The third model TSGG-72. The gyroscope using two tops improved the accuracy of the instrument’s vertical. The string gravity meter was the same as the second model. The gravity meter generated a great deal of gravity data through all the cruises of “Hakuho-maru” for nine years starting from 1974.
© Copyright Policy - open-access
Related In: Results  -  Collection

Show All Figures
getmorefigures.php?uid=PMC3037522&req=5

fig4c: The third model TSGG-72. The gyroscope using two tops improved the accuracy of the instrument’s vertical. The string gravity meter was the same as the second model. The gravity meter generated a great deal of gravity data through all the cruises of “Hakuho-maru” for nine years starting from 1974.
Mentions: In 1972, we developed the third model TSSG-72 with a major revision in the gyroscope (Fig. 8). To improve the accuracy of the instrument’s vertical, an automated vertical gyroscope was produced by using two tops. The on-line data processing system was also improved with a new computer NOVA-01 that was small and convenient for on-line processing. Sampling interval of the vertical acceleration became 0.02 sec, and it was no longer necessary to correct the second order effect (Eq. [10]). Observed results were again recorded on paper tapes by using a teletypewriter as 8-bit data. Examples of the tapes are shown in Fig. 10. At that time, Mr. Hiromi Fujimoto (later, Professor at Tohoku University) conducted the system upgrade. Figure 11 shows the paper tapes piled up in front of a wall in our institute.

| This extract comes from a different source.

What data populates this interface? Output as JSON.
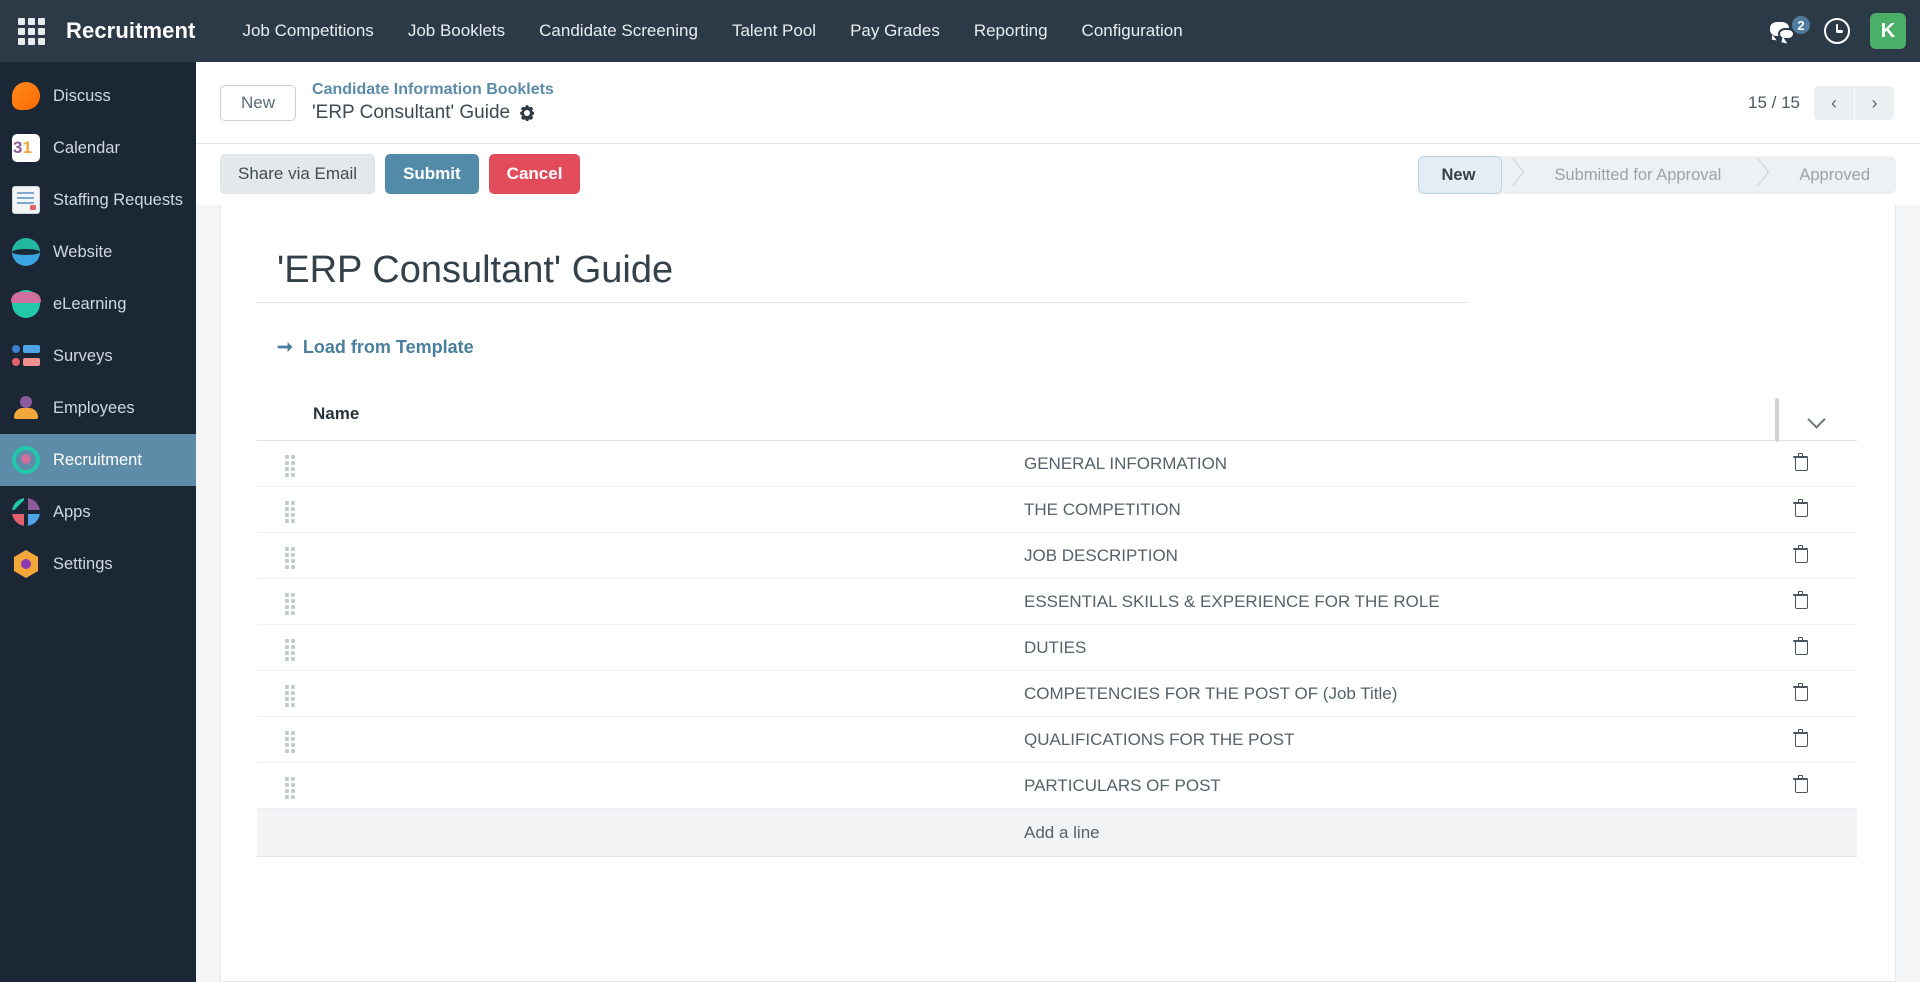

Bottom Line: Professor Chuji Tsuboi made a number of unsuccessful attempts at developing a gravity meter that can be operated on a normal surface ship by reducing the noise by minimizing the motion of the gravity meter through a mechanical design.I have chosen a new approach toward the measurements of gravity on a surface ship by simplifying the mechanical part using a string gravity meter that was installed directly on a vertical gyroscope in combination with the numerical and/or electronic reduction of noises.The results reveal the fine structures of gravity field in and around trenches that provide important clues as to a number of geodynamic issues including the nature of the trench-trench interaction and the interaction of trenches with seamounts.

View Article: PubMed Central - PubMed

Affiliation: Research Center for Prediction of Earthquakes and Volcanic Eruptions, Graduate School of Science, Tohoku University, Aoba-ku, Sendai 980-8578, Japan. fujimoto@aob.gp.tohoku.ac.jp

ABSTRACT
A history of studies on the gravity measurements at sea in Japan is reviewed with an emphasis on the contribution of the author. The first successful measurements at sea were made in 1923 by Vening Meinesz in the Netherlands using the pendulum apparatus installed in a submarine. However, the gravity measurements using a submarine are not convenient because the access to a submarine is limited. Professor Chuji Tsuboi made a number of unsuccessful attempts at developing a gravity meter that can be operated on a normal surface ship by reducing the noise by minimizing the motion of the gravity meter through a mechanical design. I have chosen a new approach toward the measurements of gravity on a surface ship by simplifying the mechanical part using a string gravity meter that was installed directly on a vertical gyroscope in combination with the numerical and/or electronic reduction of noises. With this gravity meter TSSG (Tokyo Surface Ship Gravity Meter), we firstly succeeded in measuring gravity at sea onboard a surface ship in July 1961 and the measurements have been extended to the northwestern Pacific and beyond. The results reveal the fine structures of gravity field in and around trenches that provide important clues as to a number of geodynamic issues including the nature of the trench-trench interaction and the interaction of trenches with seamounts.

Show MeSH